--- Data in this exercise ---

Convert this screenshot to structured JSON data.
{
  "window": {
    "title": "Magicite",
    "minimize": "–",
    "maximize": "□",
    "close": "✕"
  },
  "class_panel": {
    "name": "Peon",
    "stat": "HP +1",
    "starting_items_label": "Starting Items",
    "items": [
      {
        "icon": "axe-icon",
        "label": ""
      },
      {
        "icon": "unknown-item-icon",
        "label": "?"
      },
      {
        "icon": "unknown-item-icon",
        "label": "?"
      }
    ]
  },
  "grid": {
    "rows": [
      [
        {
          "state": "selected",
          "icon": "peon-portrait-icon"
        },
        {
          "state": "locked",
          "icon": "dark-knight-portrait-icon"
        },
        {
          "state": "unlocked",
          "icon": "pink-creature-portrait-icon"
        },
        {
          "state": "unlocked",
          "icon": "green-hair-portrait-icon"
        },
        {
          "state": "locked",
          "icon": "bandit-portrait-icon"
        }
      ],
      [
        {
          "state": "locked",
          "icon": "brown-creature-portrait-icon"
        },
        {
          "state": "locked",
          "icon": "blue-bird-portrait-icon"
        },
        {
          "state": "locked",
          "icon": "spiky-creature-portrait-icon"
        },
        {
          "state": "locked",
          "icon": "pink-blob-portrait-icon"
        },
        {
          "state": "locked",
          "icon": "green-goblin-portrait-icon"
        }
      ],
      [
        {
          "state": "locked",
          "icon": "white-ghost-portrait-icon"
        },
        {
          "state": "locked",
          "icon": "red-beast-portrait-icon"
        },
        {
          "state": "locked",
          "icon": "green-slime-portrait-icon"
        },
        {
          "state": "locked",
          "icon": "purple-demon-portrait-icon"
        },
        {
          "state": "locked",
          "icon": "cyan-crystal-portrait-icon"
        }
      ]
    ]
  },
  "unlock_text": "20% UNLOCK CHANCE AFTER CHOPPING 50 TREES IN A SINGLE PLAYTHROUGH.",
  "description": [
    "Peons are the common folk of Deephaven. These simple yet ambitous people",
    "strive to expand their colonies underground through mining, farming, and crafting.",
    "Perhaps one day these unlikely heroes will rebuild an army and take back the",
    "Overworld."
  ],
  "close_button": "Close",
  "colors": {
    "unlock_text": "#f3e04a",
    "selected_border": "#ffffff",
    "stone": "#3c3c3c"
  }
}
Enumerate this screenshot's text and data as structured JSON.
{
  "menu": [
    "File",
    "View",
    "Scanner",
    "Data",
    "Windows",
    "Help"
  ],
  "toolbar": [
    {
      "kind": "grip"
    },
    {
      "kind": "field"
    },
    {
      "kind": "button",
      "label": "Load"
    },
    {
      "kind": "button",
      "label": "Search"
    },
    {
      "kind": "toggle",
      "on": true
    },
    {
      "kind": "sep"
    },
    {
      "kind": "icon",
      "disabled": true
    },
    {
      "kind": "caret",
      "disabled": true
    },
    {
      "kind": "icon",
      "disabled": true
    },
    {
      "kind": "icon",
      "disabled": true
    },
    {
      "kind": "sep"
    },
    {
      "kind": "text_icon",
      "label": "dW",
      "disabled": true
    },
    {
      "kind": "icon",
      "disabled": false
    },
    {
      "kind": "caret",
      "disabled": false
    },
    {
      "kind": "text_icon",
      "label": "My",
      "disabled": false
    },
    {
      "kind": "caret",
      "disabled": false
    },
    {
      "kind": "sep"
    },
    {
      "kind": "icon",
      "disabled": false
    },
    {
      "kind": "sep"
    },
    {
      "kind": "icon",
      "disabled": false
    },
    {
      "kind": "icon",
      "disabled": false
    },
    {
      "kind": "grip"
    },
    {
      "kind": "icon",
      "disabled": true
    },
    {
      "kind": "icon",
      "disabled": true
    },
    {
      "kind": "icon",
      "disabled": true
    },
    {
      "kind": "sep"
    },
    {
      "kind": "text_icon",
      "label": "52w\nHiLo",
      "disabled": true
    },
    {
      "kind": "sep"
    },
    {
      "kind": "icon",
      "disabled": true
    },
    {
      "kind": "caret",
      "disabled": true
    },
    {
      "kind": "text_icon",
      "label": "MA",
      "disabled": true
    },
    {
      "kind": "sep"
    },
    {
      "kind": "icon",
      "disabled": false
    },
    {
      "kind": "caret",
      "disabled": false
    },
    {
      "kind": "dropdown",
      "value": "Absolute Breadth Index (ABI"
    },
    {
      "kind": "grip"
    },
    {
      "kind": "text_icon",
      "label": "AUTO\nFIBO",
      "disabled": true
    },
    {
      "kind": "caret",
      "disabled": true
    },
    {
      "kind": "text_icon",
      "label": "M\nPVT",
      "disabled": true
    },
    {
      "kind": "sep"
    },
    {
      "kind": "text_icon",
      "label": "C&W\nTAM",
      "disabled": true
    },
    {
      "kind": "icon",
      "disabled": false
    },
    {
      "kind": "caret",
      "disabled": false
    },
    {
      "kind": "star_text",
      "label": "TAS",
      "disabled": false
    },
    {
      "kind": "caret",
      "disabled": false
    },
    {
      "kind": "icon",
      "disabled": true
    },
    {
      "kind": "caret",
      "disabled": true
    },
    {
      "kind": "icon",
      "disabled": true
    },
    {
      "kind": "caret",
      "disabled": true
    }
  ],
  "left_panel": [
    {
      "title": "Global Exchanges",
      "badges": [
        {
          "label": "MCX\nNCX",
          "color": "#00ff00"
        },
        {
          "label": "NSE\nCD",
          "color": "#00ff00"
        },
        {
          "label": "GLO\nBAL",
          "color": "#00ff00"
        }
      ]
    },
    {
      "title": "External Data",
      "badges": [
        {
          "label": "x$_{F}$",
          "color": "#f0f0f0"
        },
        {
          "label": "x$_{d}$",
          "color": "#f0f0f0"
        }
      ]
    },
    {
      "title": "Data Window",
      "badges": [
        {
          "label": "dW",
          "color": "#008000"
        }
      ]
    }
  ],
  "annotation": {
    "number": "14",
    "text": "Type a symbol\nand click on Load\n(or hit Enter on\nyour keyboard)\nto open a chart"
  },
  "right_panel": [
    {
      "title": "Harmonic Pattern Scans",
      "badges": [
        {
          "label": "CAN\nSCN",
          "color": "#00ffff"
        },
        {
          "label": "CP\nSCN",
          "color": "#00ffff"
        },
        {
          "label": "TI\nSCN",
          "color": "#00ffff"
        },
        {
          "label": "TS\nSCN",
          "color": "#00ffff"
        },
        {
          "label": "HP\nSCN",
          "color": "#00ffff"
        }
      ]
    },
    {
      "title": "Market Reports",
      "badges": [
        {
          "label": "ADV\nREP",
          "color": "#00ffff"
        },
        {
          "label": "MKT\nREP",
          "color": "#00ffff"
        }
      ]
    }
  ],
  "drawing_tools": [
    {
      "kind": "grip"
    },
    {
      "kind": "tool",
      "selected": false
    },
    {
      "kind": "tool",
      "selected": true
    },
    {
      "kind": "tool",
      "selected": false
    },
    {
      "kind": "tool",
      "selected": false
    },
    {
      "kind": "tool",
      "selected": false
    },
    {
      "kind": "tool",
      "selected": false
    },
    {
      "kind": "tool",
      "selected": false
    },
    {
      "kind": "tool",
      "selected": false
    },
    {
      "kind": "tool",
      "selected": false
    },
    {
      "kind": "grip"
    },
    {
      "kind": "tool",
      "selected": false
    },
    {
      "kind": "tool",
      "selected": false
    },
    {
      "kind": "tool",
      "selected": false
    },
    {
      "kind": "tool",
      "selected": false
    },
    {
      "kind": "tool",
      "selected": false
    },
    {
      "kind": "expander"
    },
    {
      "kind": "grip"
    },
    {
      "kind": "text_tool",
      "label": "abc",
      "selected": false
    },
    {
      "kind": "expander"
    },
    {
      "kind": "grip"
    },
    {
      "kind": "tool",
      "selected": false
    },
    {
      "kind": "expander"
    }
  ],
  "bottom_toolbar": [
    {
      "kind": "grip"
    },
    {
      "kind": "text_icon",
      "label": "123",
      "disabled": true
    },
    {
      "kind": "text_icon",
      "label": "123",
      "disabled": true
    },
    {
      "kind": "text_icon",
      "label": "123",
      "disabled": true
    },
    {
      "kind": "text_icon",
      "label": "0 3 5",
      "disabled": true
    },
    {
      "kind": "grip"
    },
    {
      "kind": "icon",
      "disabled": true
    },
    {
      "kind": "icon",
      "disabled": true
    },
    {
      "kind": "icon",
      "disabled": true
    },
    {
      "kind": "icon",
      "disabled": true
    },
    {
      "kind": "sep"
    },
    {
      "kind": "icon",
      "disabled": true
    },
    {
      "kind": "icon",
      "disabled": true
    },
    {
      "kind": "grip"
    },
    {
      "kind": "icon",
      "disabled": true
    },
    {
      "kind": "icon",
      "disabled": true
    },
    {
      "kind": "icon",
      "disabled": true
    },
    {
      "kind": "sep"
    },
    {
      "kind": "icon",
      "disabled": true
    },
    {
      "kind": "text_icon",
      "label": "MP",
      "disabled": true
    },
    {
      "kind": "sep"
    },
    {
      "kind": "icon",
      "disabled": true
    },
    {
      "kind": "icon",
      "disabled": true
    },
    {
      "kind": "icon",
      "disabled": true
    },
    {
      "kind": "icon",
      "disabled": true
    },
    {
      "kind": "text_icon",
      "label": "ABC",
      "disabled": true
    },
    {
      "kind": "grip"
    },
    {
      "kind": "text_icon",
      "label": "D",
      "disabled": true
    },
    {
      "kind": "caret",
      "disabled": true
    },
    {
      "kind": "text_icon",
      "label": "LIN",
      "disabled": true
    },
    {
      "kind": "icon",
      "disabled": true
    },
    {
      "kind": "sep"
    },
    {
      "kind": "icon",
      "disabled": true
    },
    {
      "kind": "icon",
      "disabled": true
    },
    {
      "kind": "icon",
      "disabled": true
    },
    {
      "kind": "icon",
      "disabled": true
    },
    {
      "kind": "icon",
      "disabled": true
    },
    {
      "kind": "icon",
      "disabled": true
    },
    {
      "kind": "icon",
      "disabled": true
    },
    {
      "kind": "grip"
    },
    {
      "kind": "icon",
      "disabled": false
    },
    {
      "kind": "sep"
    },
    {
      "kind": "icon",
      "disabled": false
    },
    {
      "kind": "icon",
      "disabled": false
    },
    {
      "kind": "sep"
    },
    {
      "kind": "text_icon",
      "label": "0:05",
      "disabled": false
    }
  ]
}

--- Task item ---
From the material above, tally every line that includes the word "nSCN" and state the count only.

--- Result of the task ---
5